### [What to do]
Write the data out again in full, with no departure from the original.

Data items
-- -- --

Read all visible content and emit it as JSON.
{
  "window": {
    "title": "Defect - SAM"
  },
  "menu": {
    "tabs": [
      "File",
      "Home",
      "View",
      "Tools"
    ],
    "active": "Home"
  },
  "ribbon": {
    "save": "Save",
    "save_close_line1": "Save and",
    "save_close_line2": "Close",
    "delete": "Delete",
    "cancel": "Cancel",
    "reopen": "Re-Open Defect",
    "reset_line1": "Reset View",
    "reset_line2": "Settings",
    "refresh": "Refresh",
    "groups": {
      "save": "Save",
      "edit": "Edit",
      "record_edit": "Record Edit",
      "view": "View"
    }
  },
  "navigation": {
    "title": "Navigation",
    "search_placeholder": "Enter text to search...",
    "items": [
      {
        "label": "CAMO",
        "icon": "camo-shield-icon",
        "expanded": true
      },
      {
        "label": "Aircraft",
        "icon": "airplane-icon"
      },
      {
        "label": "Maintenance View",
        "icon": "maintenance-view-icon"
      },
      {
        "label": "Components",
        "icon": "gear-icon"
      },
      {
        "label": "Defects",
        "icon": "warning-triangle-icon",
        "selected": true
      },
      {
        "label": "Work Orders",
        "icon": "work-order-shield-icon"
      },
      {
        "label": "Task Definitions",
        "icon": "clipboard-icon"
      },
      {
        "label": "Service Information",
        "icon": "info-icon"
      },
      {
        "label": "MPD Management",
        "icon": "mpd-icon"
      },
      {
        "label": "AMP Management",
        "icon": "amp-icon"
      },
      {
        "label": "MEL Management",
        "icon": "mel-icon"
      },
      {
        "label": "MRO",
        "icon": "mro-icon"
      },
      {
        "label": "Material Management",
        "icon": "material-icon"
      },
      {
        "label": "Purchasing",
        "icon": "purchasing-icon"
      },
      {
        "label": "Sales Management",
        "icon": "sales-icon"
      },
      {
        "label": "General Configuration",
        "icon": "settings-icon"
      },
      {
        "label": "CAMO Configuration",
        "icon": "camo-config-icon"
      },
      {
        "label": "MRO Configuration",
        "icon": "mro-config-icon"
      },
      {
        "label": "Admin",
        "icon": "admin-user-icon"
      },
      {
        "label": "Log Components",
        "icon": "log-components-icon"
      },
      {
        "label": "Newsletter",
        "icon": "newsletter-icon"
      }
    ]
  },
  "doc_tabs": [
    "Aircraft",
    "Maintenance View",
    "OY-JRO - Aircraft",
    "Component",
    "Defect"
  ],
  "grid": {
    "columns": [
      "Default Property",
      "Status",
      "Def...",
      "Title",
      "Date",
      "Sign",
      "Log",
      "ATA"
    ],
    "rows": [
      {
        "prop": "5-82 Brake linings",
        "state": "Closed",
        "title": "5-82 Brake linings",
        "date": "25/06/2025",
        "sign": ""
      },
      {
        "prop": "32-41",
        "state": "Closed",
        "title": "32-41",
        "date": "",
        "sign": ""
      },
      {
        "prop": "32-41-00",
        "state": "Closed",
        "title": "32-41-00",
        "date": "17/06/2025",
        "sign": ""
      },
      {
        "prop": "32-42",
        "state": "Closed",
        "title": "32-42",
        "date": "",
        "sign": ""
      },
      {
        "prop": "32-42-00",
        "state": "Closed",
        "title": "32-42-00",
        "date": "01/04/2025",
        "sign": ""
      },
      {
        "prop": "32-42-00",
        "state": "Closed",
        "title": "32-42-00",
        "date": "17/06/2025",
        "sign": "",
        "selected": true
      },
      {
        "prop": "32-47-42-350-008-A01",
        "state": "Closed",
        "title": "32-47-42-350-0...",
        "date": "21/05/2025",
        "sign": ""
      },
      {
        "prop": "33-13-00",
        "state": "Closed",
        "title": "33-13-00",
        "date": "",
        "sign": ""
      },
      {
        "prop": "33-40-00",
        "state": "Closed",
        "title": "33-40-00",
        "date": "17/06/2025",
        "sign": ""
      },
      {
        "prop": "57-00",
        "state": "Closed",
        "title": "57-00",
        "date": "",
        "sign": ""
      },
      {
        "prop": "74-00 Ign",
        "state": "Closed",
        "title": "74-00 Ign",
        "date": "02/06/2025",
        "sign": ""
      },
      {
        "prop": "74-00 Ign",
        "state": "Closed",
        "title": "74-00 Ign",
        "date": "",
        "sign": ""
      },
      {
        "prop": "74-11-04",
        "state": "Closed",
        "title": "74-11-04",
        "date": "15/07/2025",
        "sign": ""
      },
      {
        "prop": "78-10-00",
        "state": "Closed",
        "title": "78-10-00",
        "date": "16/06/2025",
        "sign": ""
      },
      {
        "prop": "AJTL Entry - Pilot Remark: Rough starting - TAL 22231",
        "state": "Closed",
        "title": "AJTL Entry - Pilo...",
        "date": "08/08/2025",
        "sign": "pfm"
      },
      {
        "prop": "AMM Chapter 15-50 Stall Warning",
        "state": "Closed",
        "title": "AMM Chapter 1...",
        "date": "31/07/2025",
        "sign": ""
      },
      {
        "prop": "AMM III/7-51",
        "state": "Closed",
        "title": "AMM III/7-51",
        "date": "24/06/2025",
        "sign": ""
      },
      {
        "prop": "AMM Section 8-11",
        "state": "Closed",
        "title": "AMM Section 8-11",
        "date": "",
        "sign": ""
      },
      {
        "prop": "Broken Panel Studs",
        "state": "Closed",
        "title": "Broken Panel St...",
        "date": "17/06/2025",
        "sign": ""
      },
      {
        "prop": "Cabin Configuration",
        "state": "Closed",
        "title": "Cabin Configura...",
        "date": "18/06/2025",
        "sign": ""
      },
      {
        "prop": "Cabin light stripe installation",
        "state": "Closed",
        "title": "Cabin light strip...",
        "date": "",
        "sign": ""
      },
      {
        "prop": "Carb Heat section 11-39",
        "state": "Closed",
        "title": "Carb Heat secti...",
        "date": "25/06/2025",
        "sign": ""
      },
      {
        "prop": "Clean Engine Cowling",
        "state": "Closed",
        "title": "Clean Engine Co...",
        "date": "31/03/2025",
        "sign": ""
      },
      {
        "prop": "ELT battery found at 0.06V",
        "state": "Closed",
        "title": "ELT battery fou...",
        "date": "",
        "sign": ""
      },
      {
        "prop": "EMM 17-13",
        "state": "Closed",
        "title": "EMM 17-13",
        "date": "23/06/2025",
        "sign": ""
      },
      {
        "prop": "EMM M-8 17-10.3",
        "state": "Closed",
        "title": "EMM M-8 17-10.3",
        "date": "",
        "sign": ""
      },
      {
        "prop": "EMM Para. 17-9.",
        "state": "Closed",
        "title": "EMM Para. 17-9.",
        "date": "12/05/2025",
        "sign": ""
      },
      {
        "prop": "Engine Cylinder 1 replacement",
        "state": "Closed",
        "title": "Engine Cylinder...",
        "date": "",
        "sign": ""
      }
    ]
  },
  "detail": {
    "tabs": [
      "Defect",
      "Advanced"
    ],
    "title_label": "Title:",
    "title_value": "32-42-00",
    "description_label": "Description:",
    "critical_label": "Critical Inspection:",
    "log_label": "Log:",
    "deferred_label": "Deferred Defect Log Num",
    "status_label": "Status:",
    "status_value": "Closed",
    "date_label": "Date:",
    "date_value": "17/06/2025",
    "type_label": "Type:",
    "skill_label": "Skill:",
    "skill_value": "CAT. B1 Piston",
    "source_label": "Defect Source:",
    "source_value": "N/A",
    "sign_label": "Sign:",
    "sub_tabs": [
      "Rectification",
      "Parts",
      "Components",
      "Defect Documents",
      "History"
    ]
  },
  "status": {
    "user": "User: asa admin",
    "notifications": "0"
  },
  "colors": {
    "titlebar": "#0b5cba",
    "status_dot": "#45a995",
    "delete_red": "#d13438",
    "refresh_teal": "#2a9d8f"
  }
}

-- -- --

### [Answer]
Read all visible content and emit it as JSON.
{
  "window": {
    "title": "Defect - SAM"
  },
  "menu": {
    "tabs": [
      "File",
      "Home",
      "View",
      "Tools"
    ],
    "active": "Home"
  },
  "ribbon": {
    "save": "Save",
    "save_close_line1": "Save and",
    "save_close_line2": "Close",
    "delete": "Delete",
    "cancel": "Cancel",
    "reopen": "Re-Open Defect",
    "reset_line1": "Reset View",
    "reset_line2": "Settings",
    "refresh": "Refresh",
    "groups": {
      "save": "Save",
      "edit": "Edit",
      "record_edit": "Record Edit",
      "view": "View"
    }
  },
  "navigation": {
    "title": "Navigation",
    "search_placeholder": "Enter text to search...",
    "items": [
      {
        "label": "CAMO",
        "icon": "camo-shield-icon",
        "expanded": true
      },
      {
        "label": "Aircraft",
        "icon": "airplane-icon"
      },
      {
        "label": "Maintenance View",
        "icon": "maintenance-view-icon"
      },
      {
        "label": "Components",
        "icon": "gear-icon"
      },
      {
        "label": "Defects",
        "icon": "warning-triangle-icon",
        "selected": true
      },
      {
        "label": "Work Orders",
        "icon": "work-order-shield-icon"
      },
      {
        "label": "Task Definitions",
        "icon": "clipboard-icon"
      },
      {
        "label": "Service Information",
        "icon": "info-icon"
      },
      {
        "label": "MPD Management",
        "icon": "mpd-icon"
      },
      {
        "label": "AMP Management",
        "icon": "amp-icon"
      },
      {
        "label": "MEL Management",
        "icon": "mel-icon"
      },
      {
        "label": "MRO",
        "icon": "mro-icon"
      },
      {
        "label": "Material Management",
        "icon": "material-icon"
      },
      {
        "label": "Purchasing",
        "icon": "purchasing-icon"
      },
      {
        "label": "Sales Management",
        "icon": "sales-icon"
      },
      {
        "label": "General Configuration",
        "icon": "settings-icon"
      },
      {
        "label": "CAMO Configuration",
        "icon": "camo-config-icon"
      },
      {
        "label": "MRO Configuration",
        "icon": "mro-config-icon"
      },
      {
        "label": "Admin",
        "icon": "admin-user-icon"
      },
      {
        "label": "Log Components",
        "icon": "log-components-icon"
      },
      {
        "label": "Newsletter",
        "icon": "newsletter-icon"
      }
    ]
  },
  "doc_tabs": [
    "Aircraft",
    "Maintenance View",
    "OY-JRO - Aircraft",
    "Component",
    "Defect"
  ],
  "grid": {
    "columns": [
      "Default Property",
      "Status",
      "Def...",
      "Title",
      "Date",
      "Sign",
      "Log",
      "ATA"
    ],
    "rows": [
      {
        "prop": "5-82 Brake linings",
        "state": "Closed",
        "title": "5-82 Brake linings",
        "date": "25/06/2025",
        "sign": ""
      },
      {
        "prop": "32-41",
        "state": "Closed",
        "title": "32-41",
        "date": "",
        "sign": ""
      },
      {
        "prop": "32-41-00",
        "state": "Closed",
        "title": "32-41-00",
        "date": "17/06/2025",
        "sign": ""
      },
      {
        "prop": "32-42",
        "state": "Closed",
        "title": "32-42",
        "date": "",
        "sign": ""
      },
      {
        "prop": "32-42-00",
        "state": "Closed",
        "title": "32-42-00",
        "date": "01/04/2025",
        "sign": ""
      },
      {
        "prop": "32-42-00",
        "state": "Closed",
        "title": "32-42-00",
        "date": "17/06/2025",
        "sign": "",
        "selected": true
      },
      {
        "prop": "32-47-42-350-008-A01",
        "state": "Closed",
        "title": "32-47-42-350-0...",
        "date": "21/05/2025",
        "sign": ""
      },
      {
        "prop": "33-13-00",
        "state": "Closed",
        "title": "33-13-00",
        "date": "",
        "sign": ""
      },
      {
        "prop": "33-40-00",
        "state": "Closed",
        "title": "33-40-00",
        "date": "17/06/2025",
        "sign": ""
      },
      {
        "prop": "57-00",
        "state": "Closed",
        "title": "57-00",
        "date": "",
        "sign": ""
      },
      {
        "prop": "74-00 Ign",
        "state": "Closed",
        "title": "74-00 Ign",
        "date": "02/06/2025",
        "sign": ""
      },
      {
        "prop": "74-00 Ign",
        "state": "Closed",
        "title": "74-00 Ign",
        "date": "",
        "sign": ""
      },
      {
        "prop": "74-11-04",
        "state": "Closed",
        "title": "74-11-04",
        "date": "15/07/2025",
        "sign": ""
      },
      {
        "prop": "78-10-00",
        "state": "Closed",
        "title": "78-10-00",
        "date": "16/06/2025",
        "sign": ""
      },
      {
        "prop": "AJTL Entry - Pilot Remark: Rough starting - TAL 22231",
        "state": "Closed",
        "title": "AJTL Entry - Pilo...",
        "date": "08/08/2025",
        "sign": "pfm"
      },
      {
        "prop": "AMM Chapter 15-50 Stall Warning",
        "state": "Closed",
        "title": "AMM Chapter 1...",
        "date": "31/07/2025",
        "sign": ""
      },
      {
        "prop": "AMM III/7-51",
        "state": "Closed",
        "title": "AMM III/7-51",
        "date": "24/06/2025",
        "sign": ""
      },
      {
        "prop": "AMM Section 8-11",
        "state": "Closed",
        "title": "AMM Section 8-11",
        "date": "",
        "sign": ""
      },
      {
        "prop": "Broken Panel Studs",
        "state": "Closed",
        "title": "Broken Panel St...",
        "date": "17/06/2025",
        "sign": ""
      },
      {
        "prop": "Cabin Configuration",
        "state": "Closed",
        "title": "Cabin Configura...",
        "date": "18/06/2025",
        "sign": ""
      },
      {
        "prop": "Cabin light stripe installation",
        "state": "Closed",
        "title": "Cabin light strip...",
        "date": "",
        "sign": ""
      },
      {
        "prop": "Carb Heat section 11-39",
        "state": "Closed",
        "title": "Carb Heat secti...",
        "date": "25/06/2025",
        "sign": ""
      },
      {
        "prop": "Clean Engine Cowling",
        "state": "Closed",
        "title": "Clean Engine Co...",
        "date": "31/03/2025",
        "sign": ""
      },
      {
        "prop": "ELT battery found at 0.06V",
        "state": "Closed",
        "title": "ELT battery fou...",
        "date": "",
        "sign": ""
      },
      {
        "prop": "EMM 17-13",
        "state": "Closed",
        "title": "EMM 17-13",
        "date": "23/06/2025",
        "sign": ""
      },
      {
        "prop": "EMM M-8 17-10.3",
        "state": "Closed",
        "title": "EMM M-8 17-10.3",
        "date": "",
        "sign": ""
      },
      {
        "prop": "EMM Para. 17-9.",
        "state": "Closed",
        "title": "EMM Para. 17-9.",
        "date": "12/05/2025",
        "sign": ""
      },
      {
        "prop": "Engine Cylinder 1 replacement",
        "state": "Closed",
        "title": "Engine Cylinder...",
        "date": "",
        "sign": ""
      }
    ]
  },
  "detail": {
    "tabs": [
      "Defect",
      "Advanced"
    ],
    "title_label": "Title:",
    "title_value": "32-42-00",
    "description_label": "Description:",
    "critical_label": "Critical Inspection:",
    "log_label": "Log:",
    "deferred_label": "Deferred Defect Log Num",
    "status_label": "Status:",
    "status_value": "Closed",
    "date_label": "Date:",
    "date_value": "17/06/2025",
    "type_label": "Type:",
    "skill_label": "Skill:",
    "skill_value": "CAT. B1 Piston",
    "source_label": "Defect Source:",
    "source_value": "N/A",
    "sign_label": "Sign:",
    "sub_tabs": [
      "Rectification",
      "Parts",
      "Components",
      "Defect Documents",
      "History"
    ]
  },
  "status": {
    "user": "User: asa admin",
    "notifications": "0"
  },
  "colors": {
    "titlebar": "#0b5cba",
    "status_dot": "#45a995",
    "delete_red": "#d13438",
    "refresh_teal": "#2a9d8f"
  }
}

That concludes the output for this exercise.